**Task directions**
In how many lines of the records does "name" appear? Answer with one number.

**Task material**
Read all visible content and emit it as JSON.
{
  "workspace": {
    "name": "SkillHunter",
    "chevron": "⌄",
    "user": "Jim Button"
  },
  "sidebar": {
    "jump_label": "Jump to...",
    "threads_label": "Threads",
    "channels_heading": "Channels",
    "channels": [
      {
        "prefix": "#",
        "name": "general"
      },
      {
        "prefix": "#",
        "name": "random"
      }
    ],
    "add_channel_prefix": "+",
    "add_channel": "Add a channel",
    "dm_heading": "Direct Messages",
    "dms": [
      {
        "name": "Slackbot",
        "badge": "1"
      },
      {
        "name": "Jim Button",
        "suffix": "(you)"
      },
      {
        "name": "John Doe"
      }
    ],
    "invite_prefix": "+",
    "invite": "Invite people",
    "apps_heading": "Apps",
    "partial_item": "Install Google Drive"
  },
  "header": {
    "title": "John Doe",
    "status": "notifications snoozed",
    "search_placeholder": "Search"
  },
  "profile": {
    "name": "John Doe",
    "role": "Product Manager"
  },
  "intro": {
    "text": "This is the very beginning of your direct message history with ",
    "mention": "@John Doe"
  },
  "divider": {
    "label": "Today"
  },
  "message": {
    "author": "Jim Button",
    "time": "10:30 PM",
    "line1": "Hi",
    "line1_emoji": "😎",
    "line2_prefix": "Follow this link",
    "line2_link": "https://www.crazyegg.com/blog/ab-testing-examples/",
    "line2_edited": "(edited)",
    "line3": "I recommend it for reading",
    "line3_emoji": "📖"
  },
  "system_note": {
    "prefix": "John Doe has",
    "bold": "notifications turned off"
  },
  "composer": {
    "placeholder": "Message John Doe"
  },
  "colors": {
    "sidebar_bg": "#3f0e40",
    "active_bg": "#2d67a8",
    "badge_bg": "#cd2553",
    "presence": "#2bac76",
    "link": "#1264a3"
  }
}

**Response to the task**
7